Tania Thompson scratches her head when she sees sunlight covering the empty roof space on her social housing block.
Underneath, most of the block's 170 residents in inner Sydney are struggling with rising living costs, with some forgoing showers and giving up cooking on gas stovetops.
"They're looking for alternatives, but unfortunately some people just go without," Ms Thompson tells AAP.
"They're going without anything that uses any sort of energy.
"I find it quite sad to walk into someone's home, especially in the country that we live in, and see people going without and really stretching that money as far as it can go."
While energy bill concessions and one-off relief packages are available for residents, Ms Thompson wonders why solar panelling was not a feature of the new building to help cut bills.
"I scratched my head when I moved in here ... because they have all these roof spaces that are not used by anyone," she said.
"They could probably give energy to everyone in the Glebe, Pyrmont, Ultimo area - there's so much wasted space."
Rooftop solar generation has surged 30 per cent in the past year, reducing pressure on the national electricity grid, the Australian Energy Market Operator reported on Thursday.
Newly connected or commissioned utility-scale renewable energy introduced since April has also helped reduce wholesale prices and greenhouse gas emissions.
Yet renters are commonly locked out of the most effective long-term solution to reduce energy bills, community organisation Solar Citizens says.
"When you get a solar PV (photovoltaic) system on your roof, you're talking 20 years of savings, which is much better than a single one-off $500 rebate from the government," national director Heidi Lee Douglas told AAP.
The community group says more could be done to help private and public renters.
A Queensland trial in 2020 saved tenants about $600 a year by incentivising not-for-profit providers and other landlords to install solar panels in exchange for modest rent increases.
The Sunshine State is also setting the example for public renters by co-funding the federal government's $300 million social housing energy upgrade package.
Ms Douglas urged all states to come on board, particularly NSW ahead of its budget in September.
She emphasised the need for funding to go to solar and other smart technologies, rather than to supplement the state's social housing maintenance budgets.
"We don't want to see that money squandered, we want to see that money used for long-term cost-of-living benefits," Ms Douglas said.

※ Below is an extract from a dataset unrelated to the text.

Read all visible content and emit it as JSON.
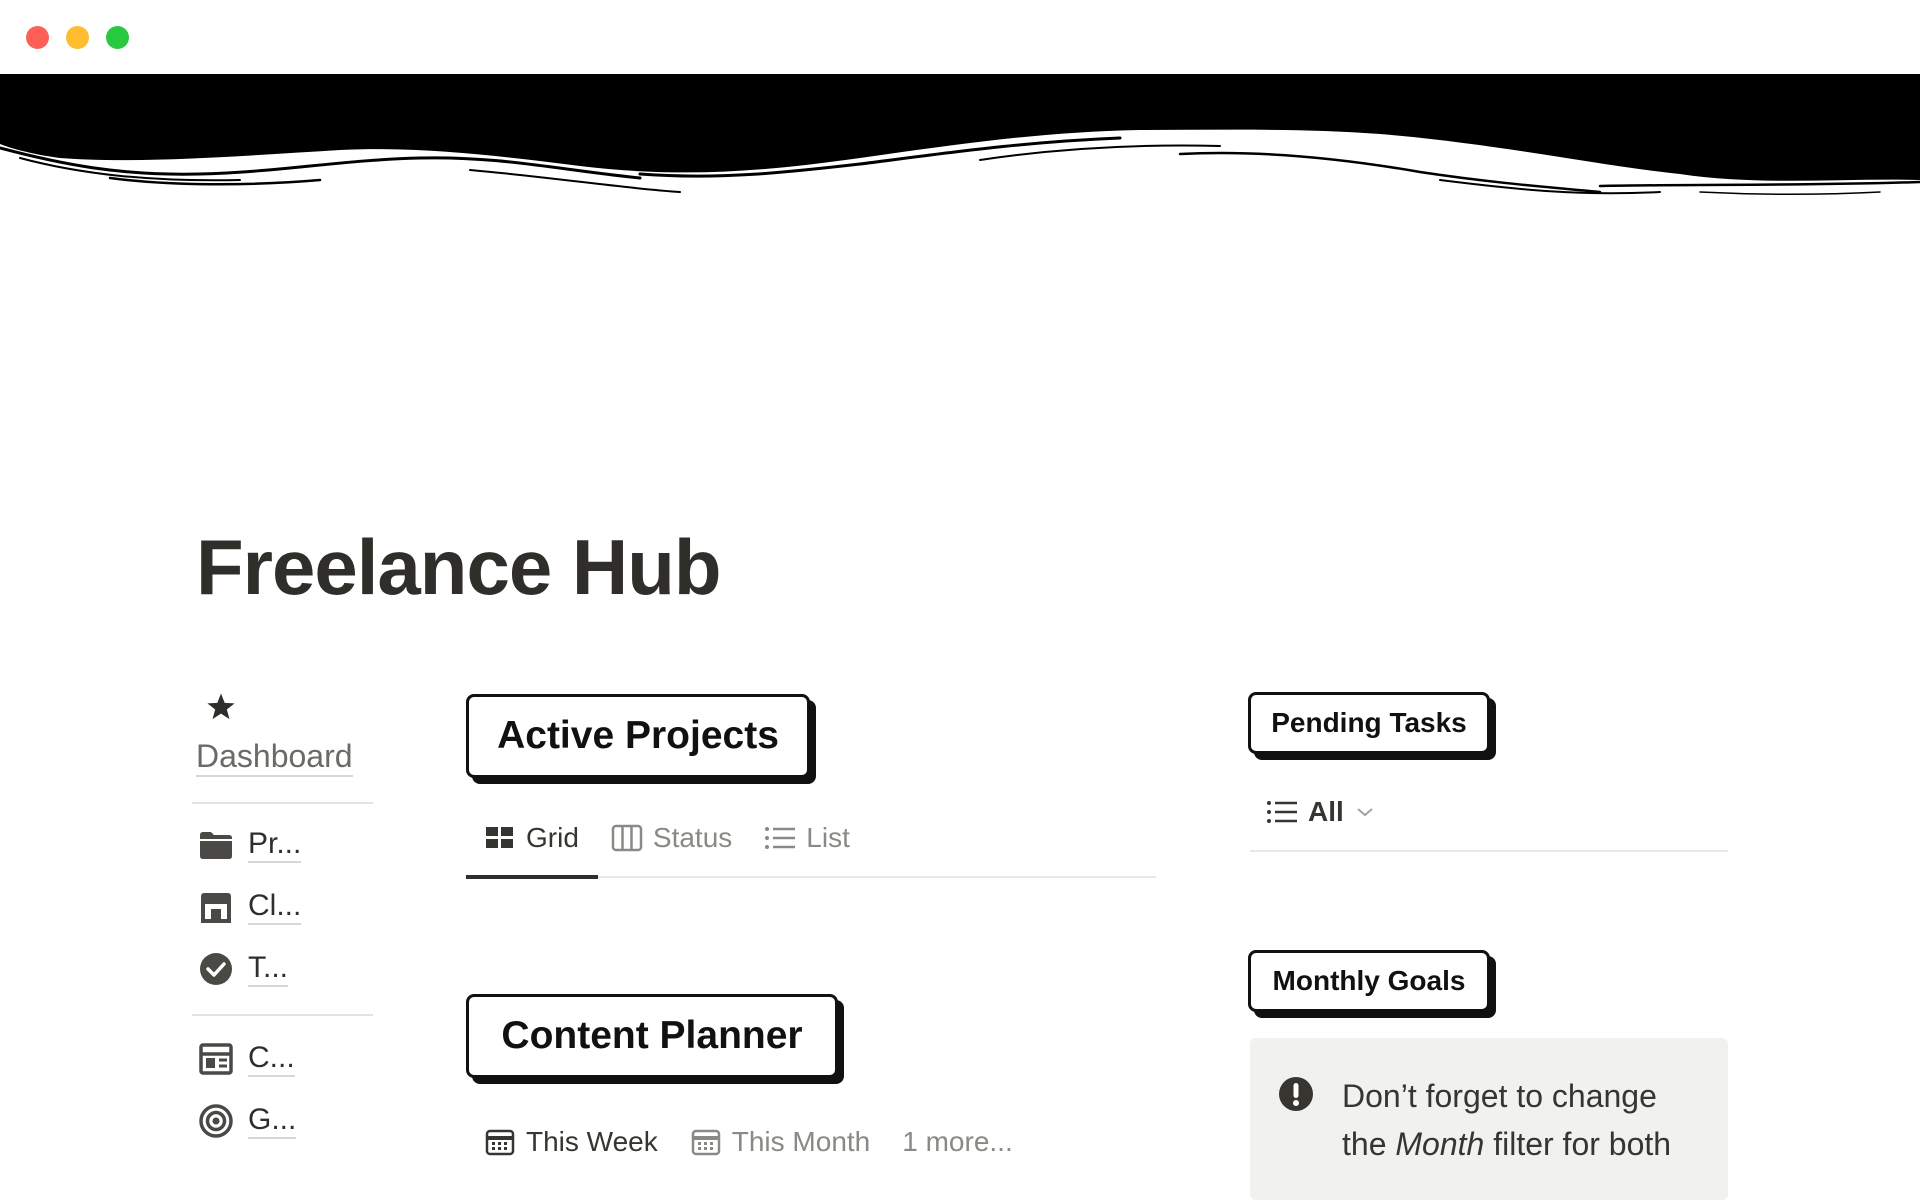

It comes after a report into NSW's energy transition last week recommended the state use social housing and other government-owned buildings to build a steady pipeline of solar-panel "power plants''.
Report author Tim Buckley said solar could replace half of the capacity lost when NSW coal-fired power stations Eraring and Vales Point retire in 2025 and 2029 respectively.
"It requires next to no grid upgrades, so no cost-of-living pressure, and it can be done really bloody quickly," he told AAP.
About one in 20 of government-owned social homes in NSW have access to solar power.
The federal government said specific technologies used in the $300 million social housing energy upgrade fund would be determined in partnership with states and territories.
Assistant Energy Minister Jenny McAllister says the program is designed to fund a range of improvements to social housing, which could include everything from rooftop solar and household appliances to draught-proofing and double-glazing, with the aim of delivering energy and cost-saving benefits to a household.
"Australia's climate varies so much across our vast continent, and the type of housing varies along with it," she told AAP in a statement.
"The kinds of upgrades that are helpful for a fibro house in our north are often different from an apartment in our south."
NSW Energy Minister Penny Sharpe said she and the state housing minister were developing a response to the federal package.
"It's a great opportunity and we're working through how we can partner with the Commonwealth to deliver more renewable energy, particularly to social housing tenants and others," she told reporters on Thursday.
Ms Thompson remains hopeful rooftop solar will be in her community's future, or at least could be considered for future social housing builds.
"We're supposed to be a new model (for social housing), but I think we forgot a few things," she said.
Australian Associated Press